Traversing off-camber rock climbs is scary, get it wrong and the consequences can be expensive.
Advanced riding techniques: Off-camber rock climbs.
The sound of plastic and metal grinding on rock is awful. If you’ve ever been on a tough trailride or on a hard enduro run then you’ll know the sound. It’s not often you come across a rock section this big but there are some creeks and mountains in the country that are full of them and skipping across without sliding down is a scary but easy trick to master.
We recently caught up with Ben Grabham to discuss the best technique for traversing this cliff face.
1. Pick your line
Before you start traversing an off-camber rock section look up and pick the line you want to take. Be realistic with what your skill level can handle and remember on a sandstone rock like this your side knobs will bite and grip more than you might think.
2. Look up!
So many people make the mistake of worrying about what their front trye is tracking over and end up staring at the front mudguard. Don’t do this, as you will definitely lose the front end. Look where you want to finish and keep what’s under your tyres in your peripheral vision.
3. Centre your weight
If you lean back for this trick the front wheel will not bite the rock and you risk it sliding out. You need to keep your weight over the middle of the bike with some bias toward the front-end. Also think about putting a little weight on the outside peg to push the inside knobs into the rock.
For a cliff like this I like to use first gear but you may find some you can use second for. You don’t really want to be accelerating or braking just using the friction point of the throttle to keep the bike moving. Don’t stop and don’t rip the throttle.
5. Feel it go

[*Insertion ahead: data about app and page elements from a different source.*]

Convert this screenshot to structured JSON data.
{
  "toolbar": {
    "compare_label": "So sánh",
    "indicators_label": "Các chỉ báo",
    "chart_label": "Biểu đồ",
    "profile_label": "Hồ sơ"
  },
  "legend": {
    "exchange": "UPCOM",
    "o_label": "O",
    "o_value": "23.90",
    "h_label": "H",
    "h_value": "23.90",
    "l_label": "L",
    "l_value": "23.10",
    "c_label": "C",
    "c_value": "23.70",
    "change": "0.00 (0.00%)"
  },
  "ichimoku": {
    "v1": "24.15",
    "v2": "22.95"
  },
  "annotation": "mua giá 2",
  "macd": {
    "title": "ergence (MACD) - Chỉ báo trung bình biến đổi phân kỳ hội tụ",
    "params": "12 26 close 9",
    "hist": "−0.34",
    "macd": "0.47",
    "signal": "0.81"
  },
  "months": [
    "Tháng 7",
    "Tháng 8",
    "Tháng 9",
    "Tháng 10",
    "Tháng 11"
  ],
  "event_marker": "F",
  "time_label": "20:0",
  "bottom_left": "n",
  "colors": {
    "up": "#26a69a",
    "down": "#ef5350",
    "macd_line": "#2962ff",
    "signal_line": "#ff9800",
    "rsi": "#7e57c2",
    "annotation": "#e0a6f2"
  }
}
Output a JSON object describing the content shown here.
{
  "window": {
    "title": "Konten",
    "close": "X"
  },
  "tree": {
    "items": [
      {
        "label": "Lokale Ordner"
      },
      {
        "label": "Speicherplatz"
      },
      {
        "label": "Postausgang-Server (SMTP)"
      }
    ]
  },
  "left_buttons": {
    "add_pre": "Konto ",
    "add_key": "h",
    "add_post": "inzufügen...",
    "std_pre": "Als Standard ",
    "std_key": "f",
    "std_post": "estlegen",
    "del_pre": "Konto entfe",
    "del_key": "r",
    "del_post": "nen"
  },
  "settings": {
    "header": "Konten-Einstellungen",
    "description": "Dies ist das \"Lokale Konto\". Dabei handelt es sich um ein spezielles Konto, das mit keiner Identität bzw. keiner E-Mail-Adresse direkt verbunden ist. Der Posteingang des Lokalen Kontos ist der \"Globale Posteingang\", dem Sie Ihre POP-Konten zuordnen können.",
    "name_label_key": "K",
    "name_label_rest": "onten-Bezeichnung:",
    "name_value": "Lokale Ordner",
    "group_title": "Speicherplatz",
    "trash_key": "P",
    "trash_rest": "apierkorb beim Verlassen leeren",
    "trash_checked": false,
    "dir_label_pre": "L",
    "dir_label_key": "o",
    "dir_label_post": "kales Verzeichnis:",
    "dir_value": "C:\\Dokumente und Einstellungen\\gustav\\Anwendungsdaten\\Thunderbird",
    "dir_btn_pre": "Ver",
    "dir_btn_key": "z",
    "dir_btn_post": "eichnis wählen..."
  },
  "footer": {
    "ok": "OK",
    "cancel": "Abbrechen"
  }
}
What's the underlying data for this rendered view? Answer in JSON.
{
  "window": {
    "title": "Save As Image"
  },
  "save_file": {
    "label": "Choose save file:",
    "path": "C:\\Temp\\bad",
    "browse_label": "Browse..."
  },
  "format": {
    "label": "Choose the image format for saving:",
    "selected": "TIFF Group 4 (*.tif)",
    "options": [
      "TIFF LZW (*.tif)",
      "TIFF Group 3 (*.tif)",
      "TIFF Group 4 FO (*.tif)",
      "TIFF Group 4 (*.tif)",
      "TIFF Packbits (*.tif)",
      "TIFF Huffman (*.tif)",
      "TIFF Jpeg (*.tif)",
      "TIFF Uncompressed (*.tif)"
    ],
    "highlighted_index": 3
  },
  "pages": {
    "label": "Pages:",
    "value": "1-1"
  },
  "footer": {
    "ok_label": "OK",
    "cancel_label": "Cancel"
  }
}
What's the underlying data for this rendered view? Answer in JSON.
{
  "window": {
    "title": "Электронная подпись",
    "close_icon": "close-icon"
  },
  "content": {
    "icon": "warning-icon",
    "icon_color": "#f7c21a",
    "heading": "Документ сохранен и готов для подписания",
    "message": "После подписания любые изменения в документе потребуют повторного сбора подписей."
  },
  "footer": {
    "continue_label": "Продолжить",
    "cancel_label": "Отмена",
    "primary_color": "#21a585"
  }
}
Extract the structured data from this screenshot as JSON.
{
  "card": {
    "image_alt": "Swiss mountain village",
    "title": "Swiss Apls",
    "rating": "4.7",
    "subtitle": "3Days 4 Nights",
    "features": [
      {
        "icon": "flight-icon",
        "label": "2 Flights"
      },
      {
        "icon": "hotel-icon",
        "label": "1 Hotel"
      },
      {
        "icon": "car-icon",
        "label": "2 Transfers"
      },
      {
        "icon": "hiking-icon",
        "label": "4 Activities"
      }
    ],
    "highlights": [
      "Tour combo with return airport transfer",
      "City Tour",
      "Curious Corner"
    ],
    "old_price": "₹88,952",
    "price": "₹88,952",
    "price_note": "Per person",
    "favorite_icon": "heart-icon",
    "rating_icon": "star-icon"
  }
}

If you feel like you’re losing your balance don’t be afraid to let the bike wander down the cliff a little, providing there is enough run off at the bottom. Rescuing a wandering front-end on the side of a cliff like this is almost impossible.
6. Stay standing
Even if you feel the bike lose balance and want to drop to the bottom remain standing. By standing you can counter the bumps and slips with your weight easily and it gives you better control of your rear brake and clutch not to mention allowing you to see further ahead.
CLIFF DIVING: WHAT NOT TO DO
There are lots of things to get wrong on this How To but it is actually quite an easy trick to master if you enter it with confidence and respect.
Here’s what I definitely would NOT do:
- Sit down – By sitting down you cannot control your weight balance and risk falling down the cliff and not getting away from the bike. Standing might be scary because you are higher, but it is better.
- Grab a fistful – Not of accelerator but front brake. If you unsettle the front-end by grabbing the brake it will end in a low side.
- Look down – I see so many people look down at the bottom of the cliff. If you do that, that is where you will go. Look ahead of yourself and try to focus on the next move not your imminent death if you sail to the bottom.
With Bec Wilson
WHO’S IT FOR
Trailriding and hard enduro.
Start on something not so steep and long.
STRENGTH & HEIGHT
Bigger, more plump blokes may find it hard to control their weight balance.
If you fall there is a good chance of getting hurt!
Holding your line and not dropping down looks cool and is faster!